Top of RECORDS FOR THIS TASK
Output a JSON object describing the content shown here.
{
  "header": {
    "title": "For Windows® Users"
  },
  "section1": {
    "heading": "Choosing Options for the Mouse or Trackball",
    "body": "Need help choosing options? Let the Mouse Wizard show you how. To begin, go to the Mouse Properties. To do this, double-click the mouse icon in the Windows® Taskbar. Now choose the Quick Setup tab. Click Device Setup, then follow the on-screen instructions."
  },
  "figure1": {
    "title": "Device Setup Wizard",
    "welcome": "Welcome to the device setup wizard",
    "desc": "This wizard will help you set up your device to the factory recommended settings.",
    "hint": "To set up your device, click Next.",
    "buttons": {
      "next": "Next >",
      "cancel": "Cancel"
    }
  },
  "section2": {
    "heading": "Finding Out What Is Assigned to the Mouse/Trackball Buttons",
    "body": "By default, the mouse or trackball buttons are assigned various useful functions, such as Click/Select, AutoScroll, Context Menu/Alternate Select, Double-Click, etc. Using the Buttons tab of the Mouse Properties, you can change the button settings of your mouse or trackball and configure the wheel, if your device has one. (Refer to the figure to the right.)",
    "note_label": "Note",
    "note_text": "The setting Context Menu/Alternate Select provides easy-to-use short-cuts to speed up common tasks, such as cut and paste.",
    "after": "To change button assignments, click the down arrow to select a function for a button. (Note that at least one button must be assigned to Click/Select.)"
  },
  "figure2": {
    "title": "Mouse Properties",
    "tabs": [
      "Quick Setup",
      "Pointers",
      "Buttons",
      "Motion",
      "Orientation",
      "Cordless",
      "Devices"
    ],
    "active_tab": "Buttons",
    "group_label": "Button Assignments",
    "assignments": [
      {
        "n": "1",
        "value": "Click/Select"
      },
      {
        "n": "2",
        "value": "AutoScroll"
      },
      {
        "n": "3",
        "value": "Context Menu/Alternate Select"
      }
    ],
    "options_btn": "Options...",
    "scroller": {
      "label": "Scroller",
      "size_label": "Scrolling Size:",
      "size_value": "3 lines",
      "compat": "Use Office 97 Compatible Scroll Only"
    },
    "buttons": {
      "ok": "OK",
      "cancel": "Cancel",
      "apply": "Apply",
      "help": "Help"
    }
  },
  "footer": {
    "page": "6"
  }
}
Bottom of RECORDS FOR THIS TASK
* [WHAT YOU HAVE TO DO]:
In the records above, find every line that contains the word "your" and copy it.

* [ANSWER SECTION]:
    "desc": "This wizard will help you set up your device to the factory recommended settings.",
    "hint": "To set up your device, click Next.",
    "body": "By default, the mouse or trackball buttons are assigned various useful functions, such as Click/Select, AutoScroll, Context Menu/Alternate Select, Double-Click, etc. Using the Buttons tab of the Mouse Properties, you can change the button settings of your mouse or trackball and configure the wheel, if your device has one. (Refer to the figure to the right.)",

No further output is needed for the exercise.